#### [Assignment]
In the entries below, how many lines hold the word "value"? Answer with the number only.

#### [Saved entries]
▬▬▬
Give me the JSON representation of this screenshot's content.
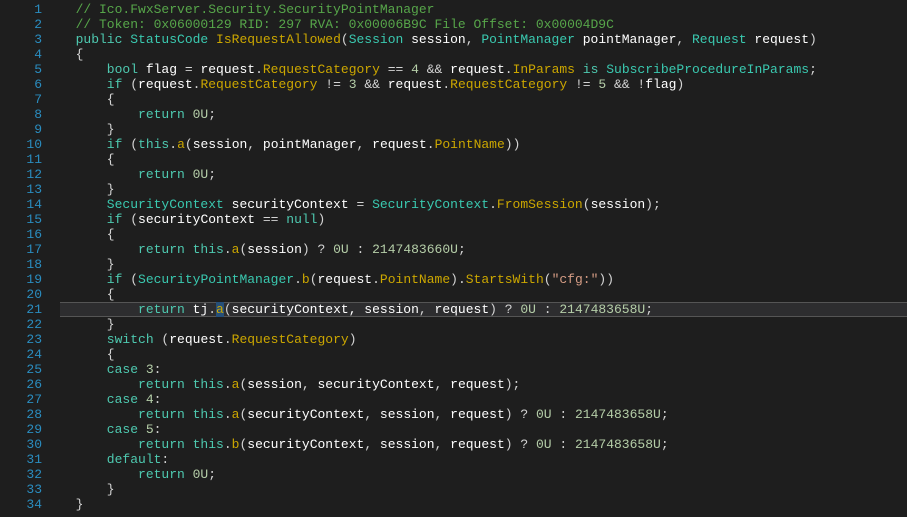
{
  "lines": [
    {
      "n": 1,
      "tokens": [
        [
          "cm",
          "  // Ico.FwxServer.Security.SecurityPointManager"
        ]
      ]
    },
    {
      "n": 2,
      "tokens": [
        [
          "cm",
          "  // Token: 0x06000129 RID: 297 RVA: 0x00006B9C File Offset: 0x00004D9C"
        ]
      ]
    },
    {
      "n": 3,
      "tokens": [
        [
          "kw",
          "  public "
        ],
        [
          "ty",
          "StatusCode "
        ],
        [
          "mtd",
          "IsRequestAllowed"
        ],
        [
          "op",
          "("
        ],
        [
          "ty",
          "Session "
        ],
        [
          "pl",
          "session"
        ],
        [
          "op",
          ", "
        ],
        [
          "ty",
          "PointManager "
        ],
        [
          "pl",
          "pointManager"
        ],
        [
          "op",
          ", "
        ],
        [
          "ty",
          "Request "
        ],
        [
          "pl",
          "request"
        ],
        [
          "op",
          ")"
        ]
      ]
    },
    {
      "n": 4,
      "tokens": [
        [
          "op",
          "  {"
        ]
      ]
    },
    {
      "n": 5,
      "tokens": [
        [
          "kw",
          "      bool "
        ],
        [
          "pl",
          "flag"
        ],
        [
          "op",
          " = "
        ],
        [
          "pl",
          "request"
        ],
        [
          "op",
          "."
        ],
        [
          "prop",
          "RequestCategory"
        ],
        [
          "op",
          " == "
        ],
        [
          "num",
          "4"
        ],
        [
          "op",
          " && "
        ],
        [
          "pl",
          "request"
        ],
        [
          "op",
          "."
        ],
        [
          "prop",
          "InParams"
        ],
        [
          "kw",
          " is "
        ],
        [
          "ty",
          "SubscribeProcedureInParams"
        ],
        [
          "op",
          ";"
        ]
      ]
    },
    {
      "n": 6,
      "tokens": [
        [
          "kw",
          "      if "
        ],
        [
          "op",
          "("
        ],
        [
          "pl",
          "request"
        ],
        [
          "op",
          "."
        ],
        [
          "prop",
          "RequestCategory"
        ],
        [
          "op",
          " != "
        ],
        [
          "num",
          "3"
        ],
        [
          "op",
          " && "
        ],
        [
          "pl",
          "request"
        ],
        [
          "op",
          "."
        ],
        [
          "prop",
          "RequestCategory"
        ],
        [
          "op",
          " != "
        ],
        [
          "num",
          "5"
        ],
        [
          "op",
          " && !"
        ],
        [
          "pl",
          "flag"
        ],
        [
          "op",
          ")"
        ]
      ]
    },
    {
      "n": 7,
      "tokens": [
        [
          "op",
          "      {"
        ]
      ]
    },
    {
      "n": 8,
      "tokens": [
        [
          "kw",
          "          return "
        ],
        [
          "num",
          "0U"
        ],
        [
          "op",
          ";"
        ]
      ]
    },
    {
      "n": 9,
      "tokens": [
        [
          "op",
          "      }"
        ]
      ]
    },
    {
      "n": 10,
      "tokens": [
        [
          "kw",
          "      if "
        ],
        [
          "op",
          "("
        ],
        [
          "kw",
          "this"
        ],
        [
          "op",
          "."
        ],
        [
          "mtd",
          "a"
        ],
        [
          "op",
          "("
        ],
        [
          "pl",
          "session"
        ],
        [
          "op",
          ", "
        ],
        [
          "pl",
          "pointManager"
        ],
        [
          "op",
          ", "
        ],
        [
          "pl",
          "request"
        ],
        [
          "op",
          "."
        ],
        [
          "prop",
          "PointName"
        ],
        [
          "op",
          "))"
        ]
      ]
    },
    {
      "n": 11,
      "tokens": [
        [
          "op",
          "      {"
        ]
      ]
    },
    {
      "n": 12,
      "tokens": [
        [
          "kw",
          "          return "
        ],
        [
          "num",
          "0U"
        ],
        [
          "op",
          ";"
        ]
      ]
    },
    {
      "n": 13,
      "tokens": [
        [
          "op",
          "      }"
        ]
      ]
    },
    {
      "n": 14,
      "tokens": [
        [
          "ty",
          "      SecurityContext "
        ],
        [
          "pl",
          "securityContext"
        ],
        [
          "op",
          " = "
        ],
        [
          "ty",
          "SecurityContext"
        ],
        [
          "op",
          "."
        ],
        [
          "mtd",
          "FromSession"
        ],
        [
          "op",
          "("
        ],
        [
          "pl",
          "session"
        ],
        [
          "op",
          ");"
        ]
      ]
    },
    {
      "n": 15,
      "tokens": [
        [
          "kw",
          "      if "
        ],
        [
          "op",
          "("
        ],
        [
          "pl",
          "securityContext"
        ],
        [
          "op",
          " == "
        ],
        [
          "kw",
          "null"
        ],
        [
          "op",
          ")"
        ]
      ]
    },
    {
      "n": 16,
      "tokens": [
        [
          "op",
          "      {"
        ]
      ]
    },
    {
      "n": 17,
      "tokens": [
        [
          "kw",
          "          return "
        ],
        [
          "kw",
          "this"
        ],
        [
          "op",
          "."
        ],
        [
          "mtd",
          "a"
        ],
        [
          "op",
          "("
        ],
        [
          "pl",
          "session"
        ],
        [
          "op",
          ") ? "
        ],
        [
          "num",
          "0U"
        ],
        [
          "op",
          " : "
        ],
        [
          "num",
          "2147483660U"
        ],
        [
          "op",
          ";"
        ]
      ]
    },
    {
      "n": 18,
      "tokens": [
        [
          "op",
          "      }"
        ]
      ]
    },
    {
      "n": 19,
      "tokens": [
        [
          "kw",
          "      if "
        ],
        [
          "op",
          "("
        ],
        [
          "ty",
          "SecurityPointManager"
        ],
        [
          "op",
          "."
        ],
        [
          "mtd",
          "b"
        ],
        [
          "op",
          "("
        ],
        [
          "pl",
          "request"
        ],
        [
          "op",
          "."
        ],
        [
          "prop",
          "PointName"
        ],
        [
          "op",
          ")."
        ],
        [
          "mtd",
          "StartsWith"
        ],
        [
          "op",
          "("
        ],
        [
          "str",
          "\"cfg:\""
        ],
        [
          "op",
          "))"
        ]
      ]
    },
    {
      "n": 20,
      "tokens": [
        [
          "op",
          "      {"
        ]
      ]
    },
    {
      "n": 21,
      "tokens": [
        [
          "kw",
          "          return "
        ],
        [
          "pl",
          "tj"
        ],
        [
          "op",
          "."
        ],
        [
          "mtd",
          "a"
        ],
        [
          "op",
          "("
        ],
        [
          "pl",
          "securityContext, "
        ],
        [
          "pl",
          "session"
        ],
        [
          "op",
          ", "
        ],
        [
          "pl",
          "request"
        ],
        [
          "op",
          ") ? "
        ],
        [
          "num",
          "0U"
        ],
        [
          "op",
          " : "
        ],
        [
          "num",
          "2147483658U"
        ],
        [
          "op",
          ";"
        ]
      ],
      "highlight": true,
      "selCol": 20
    },
    {
      "n": 22,
      "tokens": [
        [
          "op",
          "      }"
        ]
      ]
    },
    {
      "n": 23,
      "tokens": [
        [
          "kw",
          "      switch "
        ],
        [
          "op",
          "("
        ],
        [
          "pl",
          "request"
        ],
        [
          "op",
          "."
        ],
        [
          "prop",
          "RequestCategory"
        ],
        [
          "op",
          ")"
        ]
      ]
    },
    {
      "n": 24,
      "tokens": [
        [
          "op",
          "      {"
        ]
      ]
    },
    {
      "n": 25,
      "tokens": [
        [
          "kw",
          "      case "
        ],
        [
          "num",
          "3"
        ],
        [
          "op",
          ":"
        ]
      ]
    },
    {
      "n": 26,
      "tokens": [
        [
          "kw",
          "          return "
        ],
        [
          "kw",
          "this"
        ],
        [
          "op",
          "."
        ],
        [
          "mtd",
          "a"
        ],
        [
          "op",
          "("
        ],
        [
          "pl",
          "session"
        ],
        [
          "op",
          ", "
        ],
        [
          "pl",
          "securityContext"
        ],
        [
          "op",
          ", "
        ],
        [
          "pl",
          "request"
        ],
        [
          "op",
          ");"
        ]
      ]
    },
    {
      "n": 27,
      "tokens": [
        [
          "kw",
          "      case "
        ],
        [
          "num",
          "4"
        ],
        [
          "op",
          ":"
        ]
      ]
    },
    {
      "n": 28,
      "tokens": [
        [
          "kw",
          "          return "
        ],
        [
          "kw",
          "this"
        ],
        [
          "op",
          "."
        ],
        [
          "mtd",
          "a"
        ],
        [
          "op",
          "("
        ],
        [
          "pl",
          "securityContext"
        ],
        [
          "op",
          ", "
        ],
        [
          "pl",
          "session"
        ],
        [
          "op",
          ", "
        ],
        [
          "pl",
          "request"
        ],
        [
          "op",
          ") ? "
        ],
        [
          "num",
          "0U"
        ],
        [
          "op",
          " : "
        ],
        [
          "num",
          "2147483658U"
        ],
        [
          "op",
          ";"
        ]
      ]
    },
    {
      "n": 29,
      "tokens": [
        [
          "kw",
          "      case "
        ],
        [
          "num",
          "5"
        ],
        [
          "op",
          ":"
        ]
      ]
    },
    {
      "n": 30,
      "tokens": [
        [
          "kw",
          "          return "
        ],
        [
          "kw",
          "this"
        ],
        [
          "op",
          "."
        ],
        [
          "mtd",
          "b"
        ],
        [
          "op",
          "("
        ],
        [
          "pl",
          "securityContext"
        ],
        [
          "op",
          ", "
        ],
        [
          "pl",
          "session"
        ],
        [
          "op",
          ", "
        ],
        [
          "pl",
          "request"
        ],
        [
          "op",
          ") ? "
        ],
        [
          "num",
          "0U"
        ],
        [
          "op",
          " : "
        ],
        [
          "num",
          "2147483658U"
        ],
        [
          "op",
          ";"
        ]
      ]
    },
    {
      "n": 31,
      "tokens": [
        [
          "kw",
          "      default"
        ],
        [
          "op",
          ":"
        ]
      ]
    },
    {
      "n": 32,
      "tokens": [
        [
          "kw",
          "          return "
        ],
        [
          "num",
          "0U"
        ],
        [
          "op",
          ";"
        ]
      ]
    },
    {
      "n": 33,
      "tokens": [
        [
          "op",
          "      }"
        ]
      ]
    },
    {
      "n": 34,
      "tokens": [
        [
          "op",
          "  }"
        ]
      ]
    }
  ]
}
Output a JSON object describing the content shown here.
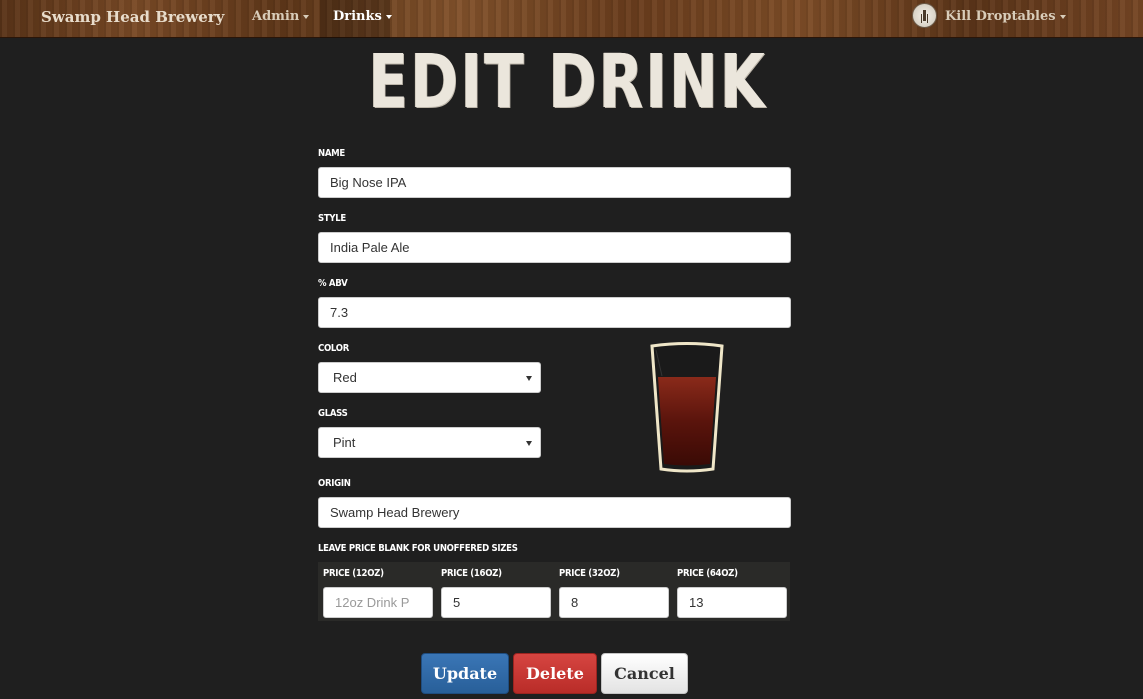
{
  "navbar": {
    "brand": "Swamp Head Brewery",
    "admin_label": "Admin",
    "drinks_label": "Drinks",
    "user_label": "Kill Droptables"
  },
  "page": {
    "title": "EDIT DRINK"
  },
  "form": {
    "name": {
      "label": "NAME",
      "value": "Big Nose IPA"
    },
    "style": {
      "label": "STYLE",
      "value": "India Pale Ale"
    },
    "abv": {
      "label": "% ABV",
      "value": "7.3"
    },
    "color": {
      "label": "COLOR",
      "value": "Red"
    },
    "glass": {
      "label": "GLASS",
      "value": "Pint"
    },
    "origin": {
      "label": "ORIGIN",
      "value": "Swamp Head Brewery"
    },
    "prices_note": "LEAVE PRICE BLANK FOR UNOFFERED SIZES",
    "prices": [
      {
        "label": "PRICE (12OZ)",
        "value": "",
        "placeholder": "12oz Drink P"
      },
      {
        "label": "PRICE (16OZ)",
        "value": "5",
        "placeholder": ""
      },
      {
        "label": "PRICE (32OZ)",
        "value": "8",
        "placeholder": ""
      },
      {
        "label": "PRICE (64OZ)",
        "value": "13",
        "placeholder": ""
      }
    ]
  },
  "preview": {
    "drink_color": "#6b1a10",
    "glass_outline": "#efe6c8"
  },
  "buttons": {
    "update": "Update",
    "delete": "Delete",
    "cancel": "Cancel"
  },
  "icons": {
    "select_arrow": "chevron-down-icon",
    "caret": "caret-down-icon",
    "avatar": "user-avatar-icon"
  }
}
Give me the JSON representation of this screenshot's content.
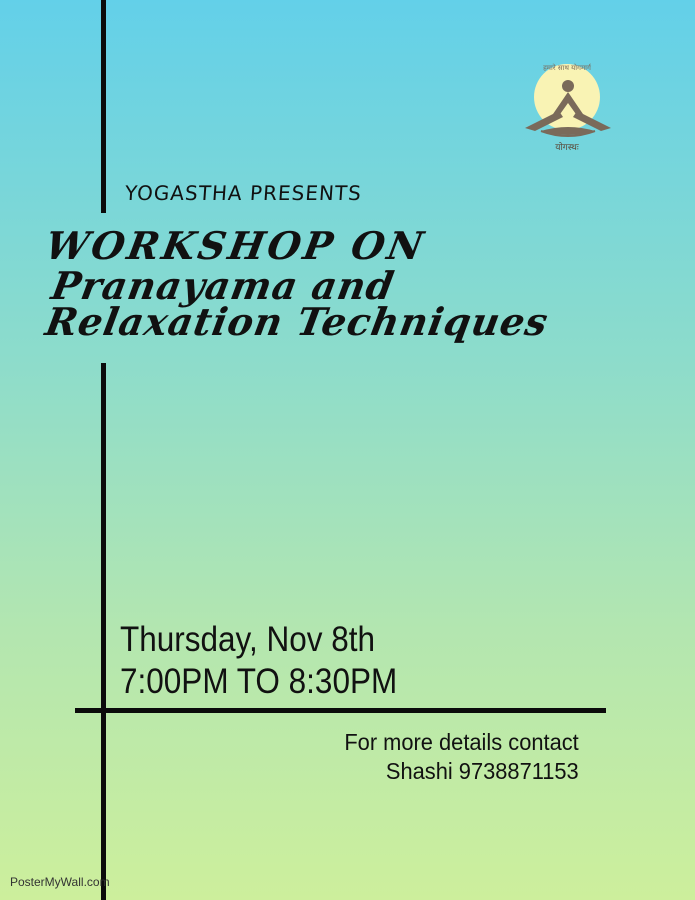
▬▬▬
#### [Exercise response]
10